Acute Respiratory Distress Syndrome (ARDS) carries a high mortality rate. Unfortunately, our ability to make prognostic predictions or to stratify patients according to their prognostic risk is challenging. Bhargava et al. (2014) propose a framework for future studies that utilizes protein profiling to identify panels of proteins paralleling pathophysiological changes in ARDS.
The pathophysiology of ARDS causes a large number of inflammatory mediators that damage alveolar epithelium, endothelium and basement membranes. Bhargava and colleagues hypothesized that individuals who survived ARDS would demonstrate a distinct bronchoalveolar lavage fluid (BALF) protein profile.
The research team collected 22 early-phase BALF samples, which they grouped according to early-phase (Day 1–7) survivors (n=7), early-phase non-survivors (n=8), and late-phase (Day 8–35) survivors (n=7). Insufficient BALF was available to analyze late-phase samples from individuals who did not survive. The team pooled samples from each subgroup, enriching medium- and low-abundance proteins before trypsin digestion and subsequent iTRAQ labeling for mass spectrometry (MS). They then performed, via an LTQ Orbitrap Velos hybrid ion trap-Orbitrap mass spectrometer (Thermo Scientific), a data-dependent acquisition of the six most intense peaks per liquid chromatography fraction, with higher-energy collision-induced dissociation as the activation type for peptide tandem MS. The researchers also searched the Database for Annotation, Visualization and Integrated Discovery (DAVID, http://david.abcc.ncifcrf.gov) in order to build a picture of the biological significance of the differentially expressed proteins. Finally, they measured selected protein levels using enzyme-linked immunosorbent assay (ELISA).
Bhargava et al. identified 161 proteins that were differentially expressed in early-phase survivors, as compared to early-phase non-survivors. Of these, 86 proteins were more abundant in non-survivors, while 75 proteins expressed in survivors. The gene ontology (GO) enrichment analysis revealed significant differences in the functional roles of the proteins expressed in the BALF of these two groups. Survivors expressed ontologies involved in coagulation (fibrinolysis and coagulation and wound healing), cellular ion homeostasis, and immune activation, as opposed to non-survivors, who demonstrated a disorganization of actin filament-based processes.
Of the 172 proteins that the researchers found to be differentially expressed between early- and late-phase survivors, 91 were more abundant in early-phase survivors, with GO analysis indicating an abundance of lymphocyte and leukocyte immune response, cellular cation homeostasis, and iron ion homeostasis. The remaining 81 proteins were more abundant in late-phase survivors and were associated with lung repair, specifically cell migration and actin cytoskeleton organization.

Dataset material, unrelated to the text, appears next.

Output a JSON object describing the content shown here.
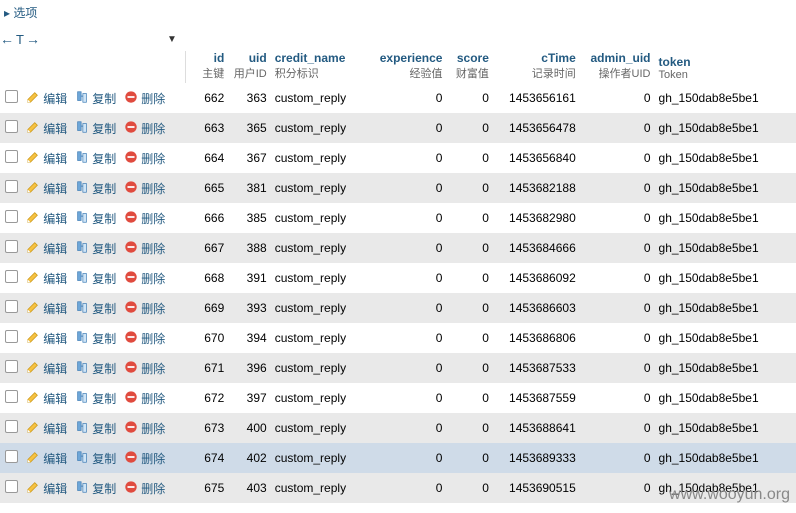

This study demonstrated significant differential protein expression in the BALF of individuals with ARDS. Additionally, by combining proteomic analysis with GO analysis, Bhargava et al. have been able to define the functional importance of these changes. Their results indicate that one of the hallmarks of survivorship may be a more coordinated response to infection, since individuals who did not survive had evidence of aberrant lung repair early in the disease process. The authors note limitations to the study, such as the quantity of BALF available, as well as some consequences of using pooled samples. Nonetheless, this study provides a framework under which further studies can be performed using BALF to identify prognostic biomarkers for ARDS.
1. Bhargava, M., et al. (2014, October) “Proteomic profiles in Acute Respiratory Distress Syndrome differentiates survivors from non-survivors,” PLOS ONE, doi: 10.1371/journal.pone.0109713.
Post Author: Miriam Pollak. Miriam specialised in neuroscience as an undergraduate but traded in lab work for a post graduate degree in science communication.
She has since had a career that has spanned science communication, science education and communications management.
However, Miriam has found her bliss balancing her love of writing and disseminating medical research with managing a multimillion dollar research budget for a childhood cancer charity in Australia.
Oh, and because she’s a sucker for punishment… she’s just started a Masters in Human Nutrition…